### The input
────────

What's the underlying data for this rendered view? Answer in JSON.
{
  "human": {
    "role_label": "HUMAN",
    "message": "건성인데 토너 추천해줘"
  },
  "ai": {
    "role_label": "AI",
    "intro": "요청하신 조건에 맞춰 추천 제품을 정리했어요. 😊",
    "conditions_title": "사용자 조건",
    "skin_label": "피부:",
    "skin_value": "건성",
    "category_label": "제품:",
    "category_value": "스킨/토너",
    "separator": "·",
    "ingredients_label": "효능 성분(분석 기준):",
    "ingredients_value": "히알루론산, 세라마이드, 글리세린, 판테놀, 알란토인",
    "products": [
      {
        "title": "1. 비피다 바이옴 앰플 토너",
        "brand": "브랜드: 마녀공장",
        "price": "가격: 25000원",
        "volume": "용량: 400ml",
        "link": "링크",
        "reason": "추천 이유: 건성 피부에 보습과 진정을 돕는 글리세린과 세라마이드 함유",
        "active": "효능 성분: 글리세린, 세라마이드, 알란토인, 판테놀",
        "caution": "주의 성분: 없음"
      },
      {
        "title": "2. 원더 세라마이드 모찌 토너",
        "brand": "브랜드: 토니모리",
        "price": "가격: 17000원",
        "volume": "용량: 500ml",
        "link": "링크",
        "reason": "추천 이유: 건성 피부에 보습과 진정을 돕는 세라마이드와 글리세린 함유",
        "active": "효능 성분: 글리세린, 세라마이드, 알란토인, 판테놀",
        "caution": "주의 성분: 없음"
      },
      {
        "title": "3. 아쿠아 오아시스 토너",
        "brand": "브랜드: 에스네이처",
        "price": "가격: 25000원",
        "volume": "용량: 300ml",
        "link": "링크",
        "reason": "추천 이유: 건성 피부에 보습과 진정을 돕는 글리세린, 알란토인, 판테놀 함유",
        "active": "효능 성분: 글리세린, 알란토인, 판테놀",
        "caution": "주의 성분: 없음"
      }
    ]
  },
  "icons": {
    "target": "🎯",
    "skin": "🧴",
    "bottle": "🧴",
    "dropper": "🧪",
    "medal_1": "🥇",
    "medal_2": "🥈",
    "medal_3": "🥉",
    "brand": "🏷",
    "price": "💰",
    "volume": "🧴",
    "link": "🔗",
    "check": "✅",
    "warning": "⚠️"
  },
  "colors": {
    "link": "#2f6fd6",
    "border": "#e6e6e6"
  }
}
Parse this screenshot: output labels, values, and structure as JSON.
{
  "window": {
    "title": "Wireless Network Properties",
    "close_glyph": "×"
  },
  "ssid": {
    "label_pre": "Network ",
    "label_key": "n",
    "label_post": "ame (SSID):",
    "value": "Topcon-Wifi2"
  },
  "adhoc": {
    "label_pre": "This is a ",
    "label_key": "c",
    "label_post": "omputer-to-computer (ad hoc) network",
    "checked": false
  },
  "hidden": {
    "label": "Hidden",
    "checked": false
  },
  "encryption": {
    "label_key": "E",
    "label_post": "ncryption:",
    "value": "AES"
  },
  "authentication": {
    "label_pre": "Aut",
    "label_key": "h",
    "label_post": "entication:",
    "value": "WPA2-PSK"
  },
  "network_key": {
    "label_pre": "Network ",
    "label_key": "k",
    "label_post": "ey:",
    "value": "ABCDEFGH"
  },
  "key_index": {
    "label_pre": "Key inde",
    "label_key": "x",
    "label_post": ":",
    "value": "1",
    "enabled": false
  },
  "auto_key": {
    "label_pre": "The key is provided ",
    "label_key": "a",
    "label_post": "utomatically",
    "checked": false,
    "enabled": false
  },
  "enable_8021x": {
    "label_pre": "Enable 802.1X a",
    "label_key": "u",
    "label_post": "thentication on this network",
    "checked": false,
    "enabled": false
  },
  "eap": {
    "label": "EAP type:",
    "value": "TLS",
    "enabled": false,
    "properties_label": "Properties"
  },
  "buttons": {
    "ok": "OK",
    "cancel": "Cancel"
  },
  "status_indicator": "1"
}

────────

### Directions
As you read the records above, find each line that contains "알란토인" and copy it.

### Answer section
    "ingredients_value": "히알루론산, 세라마이드, 글리세린, 판테놀, 알란토인",
        "active": "효능 성분: 글리세린, 세라마이드, 알란토인, 판테놀",
        "active": "효능 성분: 글리세린, 세라마이드, 알란토인, 판테놀",
        "reason": "추천 이유: 건성 피부에 보습과 진정을 돕는 글리세린, 알란토인, 판테놀 함유",
        "active": "효능 성분: 글리세린, 알란토인, 판테놀",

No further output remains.